Zito acknowledged that he had help from a free-swinging lineup. The minor leaguers looked eager to prove their mettle against a former Cy Young winner.
“They were being super aggressive,” Zito said. “They just wanted those fastballs. They say you can’t walk your way to the big leagues.”
Zito threw 60 pitches, a total reached only because of his five-out inning. He allowed only two hits, one of which a more charitable scorekeeper would have ruled an error.
He walked none and hit Brad Boyer, a plunking that created just a wee bit less of a stir than when Zito nailed Prince Fielder.
Zito pitched in minor league camp as a veteran courtesy. Doing so allowed him to skip the four-hour round-trip bus ride to Tucson, where the Giants played the Colorado Rockies.
Only a handful of the players left in Scottsdale had more than a cup of coffee’s worth of big league experience.
A more star-studded lineup joined Zito on stage a night earlier at WoodJock, a charity concert in Scottsdale organized by Chicago White Sox pitcher Jake Peavy.
Zito played drums. Peavy sang. Former Yankees outfielder Bernie Williams played guitar. And with help from other teammates, such as Giants reliever Brandon Medders, the players raised money for various causes that included Zito’s “Strikeouts For Troops.”
In one of the show’s highlights, Giants first baseman Aubrey Huff grabbed the microphone and belt out a few Johnny Cash songs. “He was great,” Zito said. “Those songs were right in his wheelhouse.”
But for Zito, the bigger thrill was welcoming 24 wounded veterans from the Balboa Naval Hospital on stage to croon “You’ve Lost That Loving Feeling.”
Zito created Strikeout For Troops for moments just like that. He started the nonprofit in 2005 with the hopes of “lifting the spirits and morale of our wounded troops being treated at military hospitals nationwide,” according to strikeoutsfortroops.com.
After the performance Thursday night, one of the soldiers — one who had recovered from five gunshot wounds — pulled Zito aside and told him that for the first time since his injury he was feeling joy again.
“He said it was one of the best days of my life,” Zito said.
—In Tucson, Todd Wellemeyer strengthened his bid for the fifth starter’s job with four scoreless innings in a 9-2 victory over the Colorado Rockies.

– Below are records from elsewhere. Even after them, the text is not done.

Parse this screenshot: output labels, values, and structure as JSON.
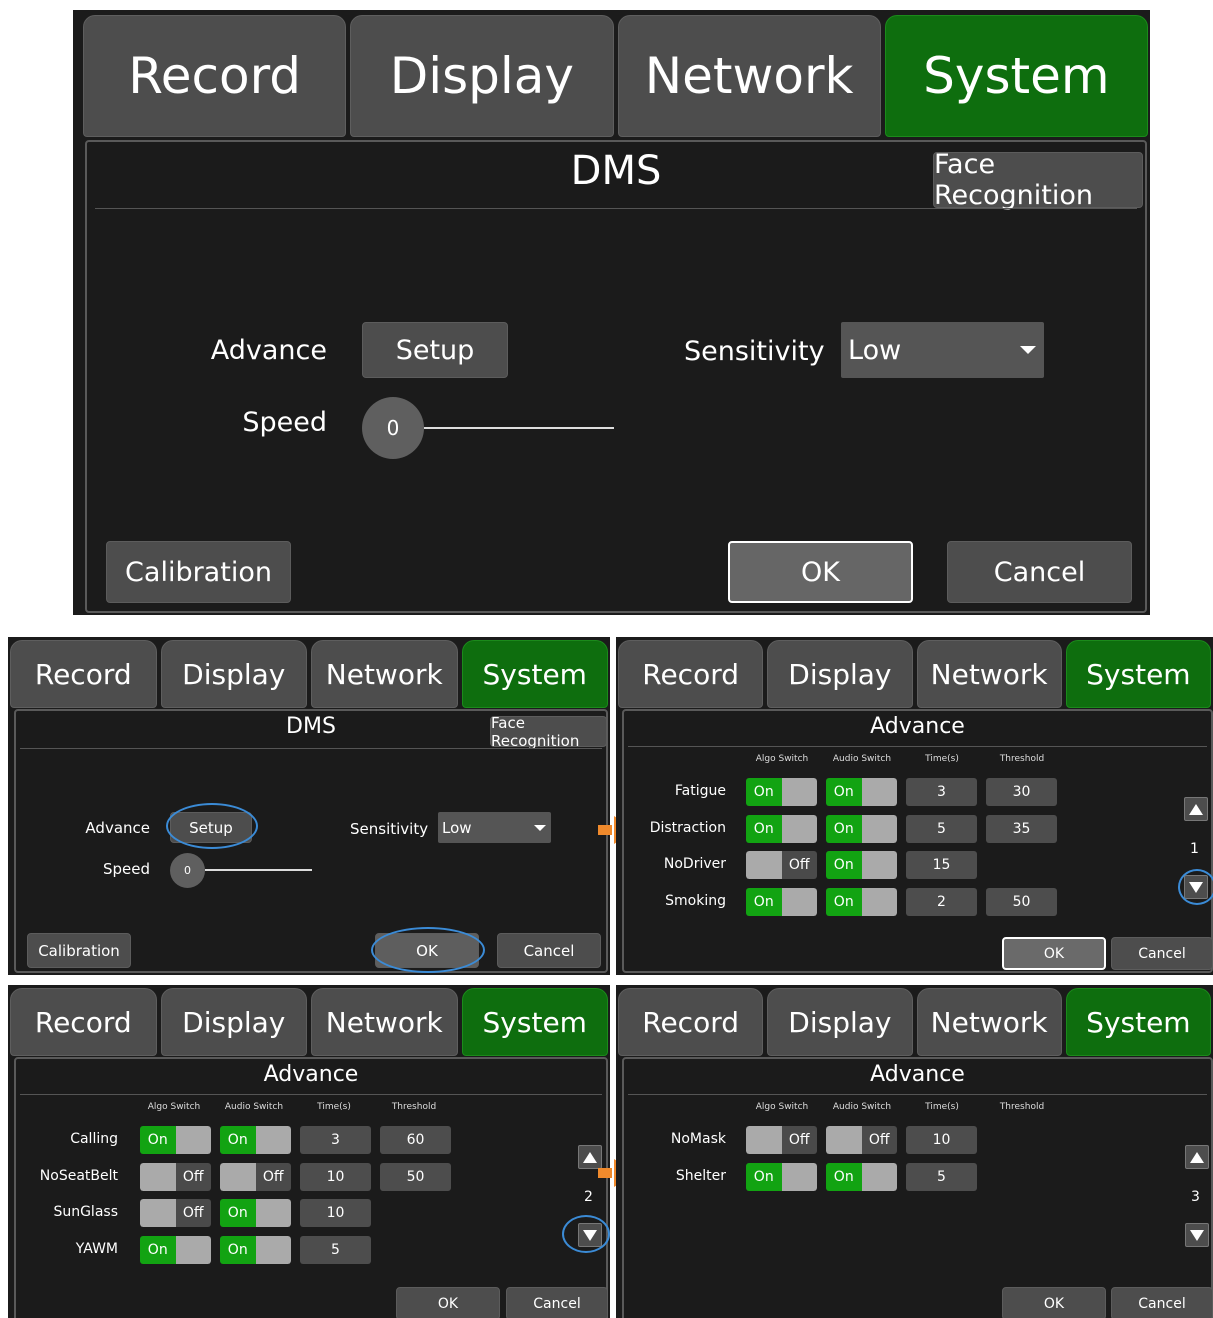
{
  "tabs": [
    "Record",
    "Display",
    "Network",
    "System"
  ],
  "dms": {
    "title": "DMS",
    "face_recognition": "Face Recognition",
    "advance_label": "Advance",
    "setup_label": "Setup",
    "sensitivity_label": "Sensitivity",
    "sensitivity_value": "Low",
    "speed_label": "Speed",
    "speed_value": "0",
    "calibration": "Calibration",
    "ok": "OK",
    "cancel": "Cancel"
  },
  "advance": {
    "title": "Advance",
    "col_algo": "Algo Switch",
    "col_audio": "Audio Switch",
    "col_time": "Time(s)",
    "col_threshold": "Threshold",
    "on": "On",
    "off": "Off",
    "ok": "OK",
    "cancel": "Cancel",
    "pages": [
      {
        "page": "1",
        "rows": [
          {
            "name": "Fatigue",
            "algo": "On",
            "audio": "On",
            "time": "3",
            "threshold": "30"
          },
          {
            "name": "Distraction",
            "algo": "On",
            "audio": "On",
            "time": "5",
            "threshold": "35"
          },
          {
            "name": "NoDriver",
            "algo": "Off",
            "audio": "On",
            "time": "15",
            "threshold": ""
          },
          {
            "name": "Smoking",
            "algo": "On",
            "audio": "On",
            "time": "2",
            "threshold": "50"
          }
        ]
      },
      {
        "page": "2",
        "rows": [
          {
            "name": "Calling",
            "algo": "On",
            "audio": "On",
            "time": "3",
            "threshold": "60"
          },
          {
            "name": "NoSeatBelt",
            "algo": "Off",
            "audio": "Off",
            "time": "10",
            "threshold": "50"
          },
          {
            "name": "SunGlass",
            "algo": "Off",
            "audio": "On",
            "time": "10",
            "threshold": ""
          },
          {
            "name": "YAWM",
            "algo": "On",
            "audio": "On",
            "time": "5",
            "threshold": ""
          }
        ]
      },
      {
        "page": "3",
        "rows": [
          {
            "name": "NoMask",
            "algo": "Off",
            "audio": "Off",
            "time": "10",
            "threshold": ""
          },
          {
            "name": "Shelter",
            "algo": "On",
            "audio": "On",
            "time": "5",
            "threshold": ""
          }
        ]
      }
    ]
  },
  "colors": {
    "active_tab": "#0e6e0e",
    "toggle_on": "#12a312",
    "highlight_ring": "#3b8bd6",
    "flow_arrow": "#f08a2c"
  }
}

The right-hander allowed just two hits.
Over three Cactus League starts, Wellemeyer has allowed just two runs in nine innings and has walked only one. His main competition for the fifth spot, prospect Madison Bumgarner, has given up two runs in four innings over a pair of starts.
—Nate Schierholtz and Buster Posey each had a single, double and two RBI against the Rockies.